Sunset Overdrive Review - Apocalyptic Energy Fuelled Fun
Sunset Overdrive has been one of the most anticipated games of the year for Xbox One owners. The game was one of the first to be announced for the console and is the first console exclusive title, Insomniac Games, has produced for any of Microsoft’s consoles. Most of you probably know Insomniac Games from their Ratchet & Clank platform games, where a well-armed cat and witty robot sidekick gallivant around the universe.
However, before you dismiss Sunset Overdrive as a kids game or an adult version of Ratchet & Clank, I’m here to you assure it’s not. It is so much more.
The game takes place in 2027 and Fizzco, a Google sized energy drink company, hosts a massive release party for its hot new energy drink: Overcharge Delirium XT in its hometown of Sunset City.
The downside is that the drink was rushed to market and everyone who drinks it almost immediately turns into a mutant creature, also called the “OD’d (Overcharge Drinker). So your idyllic city is turned into your own personal chaotic, mutant-infested “Awesomepocalypse”.
After the launch party, the game picks up with you trying to escape the city, and with the help of a few quirky friends, try to get the truth behind the drink and why it causes people to turn into mutants.
Who “you” are, with regards to the appearance of your player character, is up to you. Sunset Overdrive features an extensive character customization system that lets creativity run wild. You can be male or female. Buff or skinny. You can dress up however, you like; silly, straight edge, almost naked or fully decked in protective gear. You can even copy me and be a fully tattooed punk in boxers running around with an oversized panda head on!
This leads me to the games humour. Sunset Overdrive is hysterical. It’s a mix of South Park and DeadPool, in that There are references to gaming forums and fourth-wall breaking jokes about cliché missions. When you collect health you’ll hear a SNES-inspired beep. My personal favourite moment, was right at the beginning, after the lead character delivers an inspirational speech about defeating the enemy, he/she ends with “and if not, at least we’ll see some new respawn animations.”
Sunset Overdrive’s most attractive quality is its fast, chaotic gameplay, which emphasizes movement. Traversing the city is the games strongest feature and it’s crazily fun, in part because it is a challenge. The mechanics are designed in a way that encourages constant movement, and Sunset City is constructed to allow total freedom. It is designed in such a way that you should be able to get anywhere without touching the ground. Sunset City has been dressed from head to toes in rails for grinding, bounce pads for launching into the air and onto rooftops, and plenty of other various opportunities for swinging, dashing, wall-running, and clearing ever-expanding gaps.
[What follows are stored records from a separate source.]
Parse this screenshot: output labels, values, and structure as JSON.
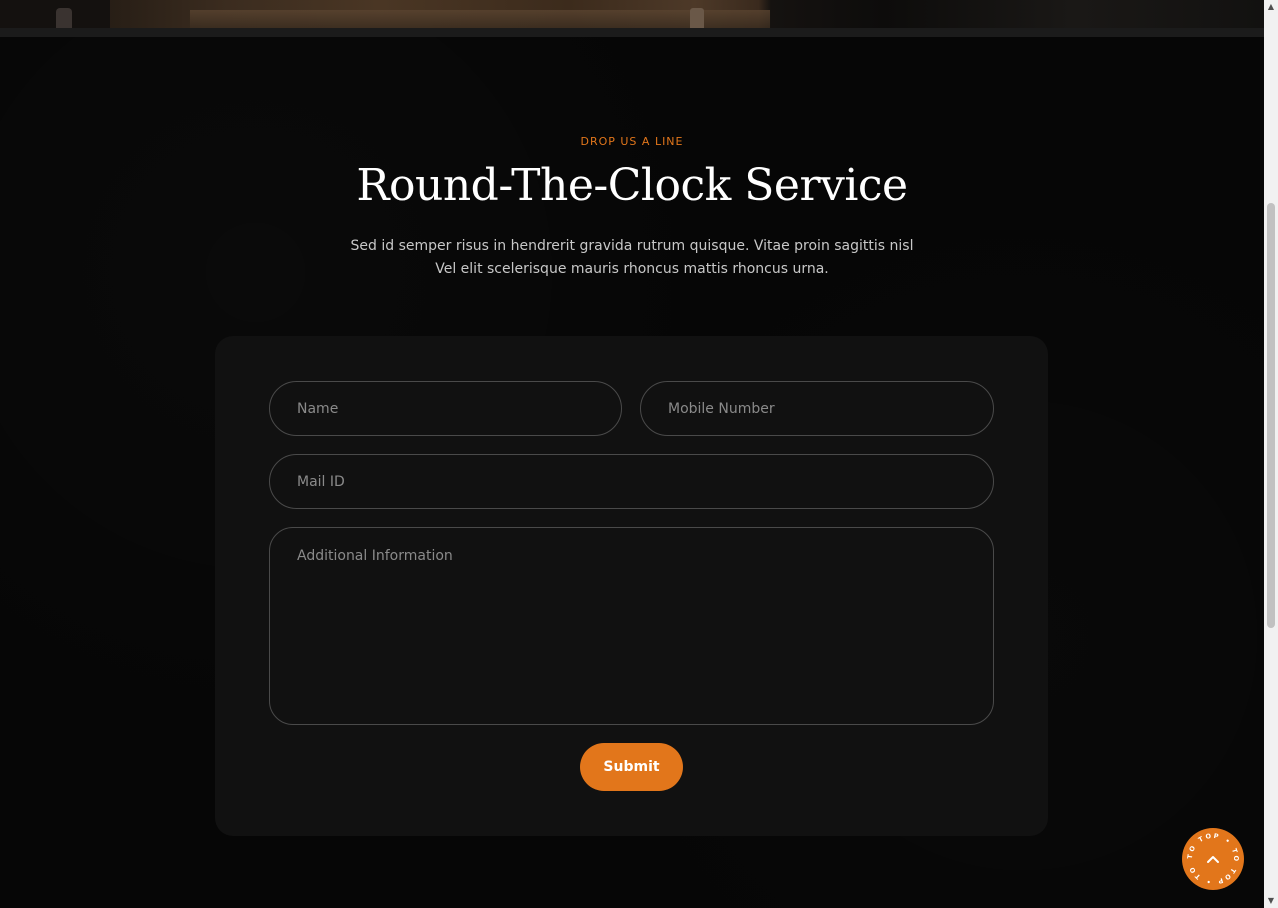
{
  "section": {
    "eyebrow": "DROP US A LINE",
    "title": "Round-The-Clock Service",
    "subtitle_line1": "Sed id semper risus in hendrerit gravida rutrum quisque. Vitae proin sagittis nisl",
    "subtitle_line2": "Vel elit scelerisque mauris rhoncus mattis rhoncus urna."
  },
  "form": {
    "name_placeholder": "Name",
    "mobile_placeholder": "Mobile Number",
    "mail_placeholder": "Mail ID",
    "info_placeholder": "Additional Information",
    "submit_label": "Submit"
  },
  "back_to_top": {
    "ring_text": "TO TOP • TO TOP • TO TOP •",
    "icon": "chevron-up-icon"
  },
  "colors": {
    "accent": "#e2761b",
    "background": "#060606",
    "card": "#111111",
    "field_border": "#4a4a4a"
  }
}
Sunset Overdrive’s gunplay relies heavily on movement. Enemies in Sunset City hit hard; you’re only defense is to make them miss by constantly being on the move. Grinding rails and bouncing on cars are a great for dodging enemy attacks. Although it can take a bit of getting used to, shooting while on the move will save your life. To help with accuracy, Sunset Overdrive does have an automatic enemy lock-on system. You can also slow down your grinding speed by pressing LT so that you can focus on shooting the OD.
Sunset Overdrive rewards stylish play. Chaining together traversal moves while getting kills will help fill your Style Meter which, in turn, activates your Amps, special abilities that you can apply to your character and weapons (more on that in the next paragraph). To fill the Style Meter quicker, you’ll want to rack up your Combo score, which basically takes into account chained traversal moves (a bounce, onto a grind rail, then wall running, etc.) and getting kills. Amps are automatically activated at certain Style Meter levels.
By the way, there’s a host of forthcoming extras to maintain interest, including Sunset TV, a weekly video viewed in-game used to broadcast news and issue new challenges and goals.
And sitting alongside the story is Chaos Squad, an eight-player co-op mode seamlessly accessible from phone booths around the map, that allows groups to indulge in a variety of siege-like face-offs with hordes of enemies. It’s a five-round mode that tasks participants with completing a series of simple objectives. Participants vote on the makeup of each of the first four rounds, deciding not just the objectives but also the benefits received – and enemy Chaos generated – in the final round. This concluding showdown amounts to a tower/wave defence style game in which players get to position traps and keep enemies at bay while fresh Amps cook. Any powerful Amps that you win in the Chaos Squad that you then take back into the main game.
Sunset Overdrive’s focus on energy drink fuelled open world grinding and bouncing-based shooter gameplay is what set it apart from other open-world games, and once you master the unique concept you’ll begin to see Insomniac Games “Awesomepocalypse” vision for this game.
Sunset Overdrive was reviewed on the Xbox One using a retail download code provided by Microsoft.